The most fundamental paradox left unexplained in Marx-lite economics is how Marx’s identification of the internal contradictions of capitalism could be converted into policies that ‘improve’ capitalism? This point isn’t an ideologically ossified either / or, it is to break through the strategies of circumscription that somehow always leave in place an ‘outside’ to be exploited. The New Deal in the US left the very worst Western imperialist tendencies in place while providing a patina of civilization to ‘managed’ capitalism. This is to argue that if the problem leading to income and wealth ‘inequality’ is the ‘system’ of capitalist distribution then global capitalism is the realm of concern, not national policies per se. The New Deal left in place an internal / external divide that (temporarily) salved this internal contradiction with the apparent effect of further facilitating external contradiction. Cold War rhetoric was used in many cases as cover for rank imperial predations. At this point the fair question to ask is: how is broadening the realm of concern possible if implementing national policies of social reconciliation seems improbable? The answer back depends both on the nature of the analysis and where one stands in relation to it. Again, the current dissociation of Marx-lite from Marx the revolutionary begs the question of why Marx was revolutionary if policy prescriptions would accomplish his ‘goals.’

Of some consequence is that the ‘income inequality’ story nearly ‘corrected’ itself by degree in 2008. To be more tedious than usual for a moment, the point of some recent confusion, the relation of wealth to capital, is further confused by stock to flow, the ‘rate of return’ to wealth and the growth rate of economic production. Illustrated, admittedly simplistically, in the graph below is the relation of the growth of the value of the stock market to the growth in income of the top one-half of one percent of those who receive income. For comparison, the flat-ish yellow line at the bottom illustrates the average income for everyone including the other 99.5% of income receivers. Had the prices of the financial assets the wealthy overwhelmingly own not ‘recovered’ neither would ‘income inequality’ have recovered. By lowering the ‘price’ of financial leverage (interest rates) while allowing it to increase as asset ‘quality’ fell the Obama administration and the Federal Reserve ‘recovered’ the financial asset price inflation that has been under way since the 1980s. The story is iterative and more complicated than this, but not much. A ground level way to understand this is that through inflating the prices of financial assets hedge funds were able to use their monetized value to buy foreclosed houses in bulk at pennies on the dollar. And the houses were foreclosed on because they were ‘bought’ with predatory loans made by the very same banks at the heart of financial asset price inflation. Had the Wall Street banks been allowed to ‘fail,’ been subjected to much lauded ‘market forces’ nationalized and turned into utilities, the likelihood of the subsequent rise in financial asset prices would have been much diminished.

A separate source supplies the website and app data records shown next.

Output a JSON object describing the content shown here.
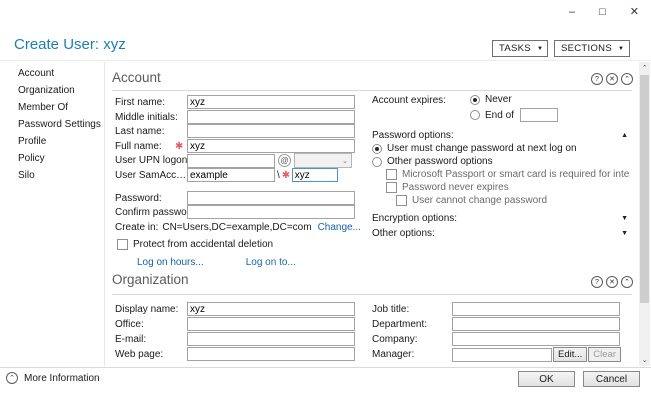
{
  "window": {
    "title": "Create User: xyz",
    "minimize_glyph": "–",
    "maximize_glyph": "□",
    "close_glyph": "✕"
  },
  "header": {
    "tasks_label": "TASKS",
    "sections_label": "SECTIONS",
    "dropdown_glyph": "▼"
  },
  "sidebar": {
    "items": [
      {
        "label": "Account"
      },
      {
        "label": "Organization"
      },
      {
        "label": "Member Of"
      },
      {
        "label": "Password Settings"
      },
      {
        "label": "Profile"
      },
      {
        "label": "Policy"
      },
      {
        "label": "Silo"
      }
    ]
  },
  "section_icons": {
    "help_glyph": "?",
    "close_glyph": "✕",
    "collapse_glyph": "⌃"
  },
  "account": {
    "title": "Account",
    "first_name_label": "First name:",
    "first_name_value": "xyz",
    "middle_initials_label": "Middle initials:",
    "middle_initials_value": "",
    "last_name_label": "Last name:",
    "last_name_value": "",
    "full_name_label": "Full name:",
    "full_name_value": "xyz",
    "required_glyph": "✱",
    "upn_label": "User UPN logon:",
    "upn_value": "",
    "upn_at_glyph": "@",
    "upn_dropdown_glyph": "⌄",
    "sam_label": "User SamAccountNam...",
    "sam_domain_value": "example",
    "sam_separator": "\\",
    "sam_value": "xyz",
    "password_label": "Password:",
    "password_value": "",
    "confirm_label": "Confirm password:",
    "confirm_value": "",
    "create_in_label": "Create in:",
    "create_in_value": "CN=Users,DC=example,DC=com",
    "change_link": "Change...",
    "protect_label": "Protect from accidental deletion",
    "log_on_hours_link": "Log on hours...",
    "log_on_to_link": "Log on to...",
    "account_expires_label": "Account expires:",
    "never_label": "Never",
    "end_of_label": "End of",
    "end_of_value": "",
    "password_options_label": "Password options:",
    "collapse_glyph": "▲",
    "expand_glyph": "▼",
    "must_change_label": "User must change password at next log on",
    "other_password_radio_label": "Other password options",
    "smart_card_label": "Microsoft Passport or smart card is required for interactiv...",
    "never_expires_label": "Password never expires",
    "cannot_change_label": "User cannot change password",
    "encryption_options_label": "Encryption options:",
    "other_options_label": "Other options:"
  },
  "organization": {
    "title": "Organization",
    "display_name_label": "Display name:",
    "display_name_value": "xyz",
    "office_label": "Office:",
    "office_value": "",
    "email_label": "E-mail:",
    "email_value": "",
    "web_page_label": "Web page:",
    "web_page_value": "",
    "job_title_label": "Job title:",
    "job_title_value": "",
    "department_label": "Department:",
    "department_value": "",
    "company_label": "Company:",
    "company_value": "",
    "manager_label": "Manager:",
    "manager_value": "",
    "edit_button_label": "Edit...",
    "clear_button_label": "Clear"
  },
  "footer": {
    "more_information_label": "More Information",
    "expander_glyph": "⌃",
    "ok_label": "OK",
    "cancel_label": "Cancel"
  },
  "scrollbar": {
    "up_glyph": "⌃",
    "down_glyph": "⌄"
  },
  "colors": {
    "title_accent": "#1b7fb5",
    "link": "#1464a8",
    "required": "#e8596a"
  }
}
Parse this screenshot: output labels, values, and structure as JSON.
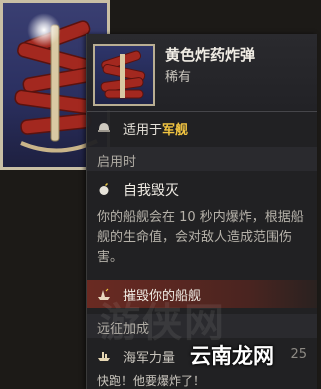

Rob Urie is an artist and political economist. His book Zen Economics will be published by CounterPunch / AK Press shortly.